Brooklyn-Born Paterno Leaves Penn State Under a Cloud
Thursday, November 10, 2011
The Grand Experiment ended early for Joe Paterno, legendary Penn State football coach, as he was fired on Wednesday evening. The man who holds the record for the largest number of wins in college football came from humble beginnings in Brooklyn’s Flatbush neighborhood.
Paterno was born on December 21, 1926 to Angelo and Florence Paterno. He served as an usher at Ebbets Field, a major league baseball park in Flatbush. In 1941, Paterno began studying at the now defunct Brooklyn Preparatory School — a Catholic Jesuit School for boys.
There his athletic abilities became well known; he played basketball and became football team’s quarterback. In previous interviews, Paterno said that during his senior year his team was the best in Catholic school competitions in New York. They only lost one game – to St. Cecilia’s High from Englewood, N.J., which was then coached by a young Vince Lombardi.
Paterno did not only excel in sports, but in academics. He took four years of math and Latin. In his spare time he translated Virgil from Latin. He graduated in 1945.
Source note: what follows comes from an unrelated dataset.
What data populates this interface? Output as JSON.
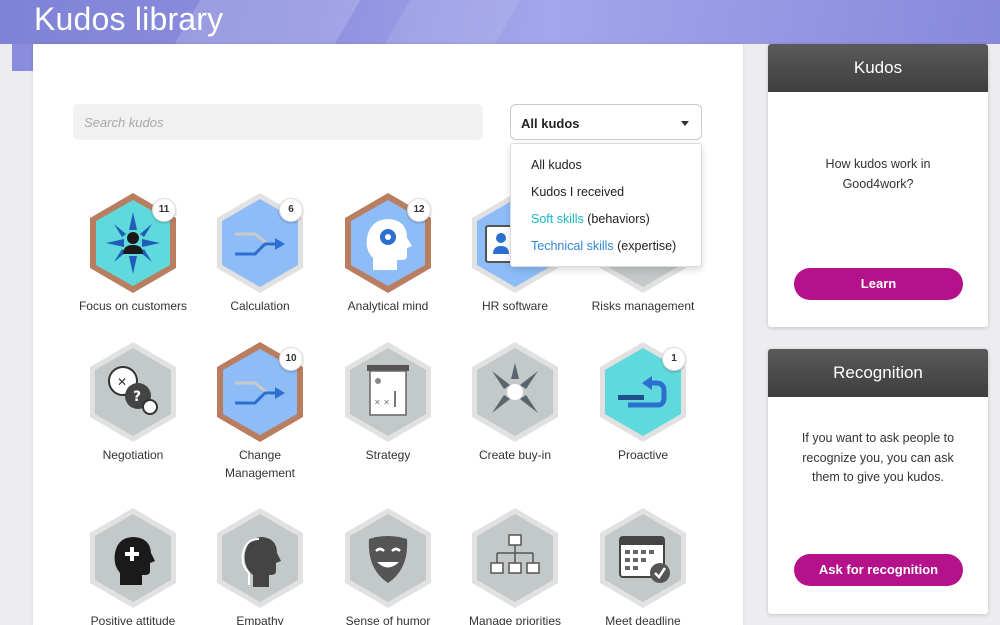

Paterno went on to attend Brown University, where he played quarterback and defensive back. After graduating in 1950, he was supposed to go to law school, but instead followed his football coach from Brown to Penn State and took a coaching job.
“I had no intention to coach when I got out of Brown,” Paterno said in a 2007 interview before being inducted into the Hall of Fame. “Come to this hick town? From Brooklyn?”
But he did stay and coach, eventually becoming head coach in 1966. Over his career, he won 409 games, more than any other coach in Division I.
He also devised the “Grand Experiment,” which emphasized athletics and academics as equals.
Paterno was fired by the Penn State Board of Trustees on Wednesday, after one of his former assistant coaches, Jerry Sandusky, was charged with sexually abusing eight boys over 15 years. Paterno has come under scrutiny over failing to notify authorities when he was informed of one of the incidents.
Graham Spanier, Penn State president, was also fired.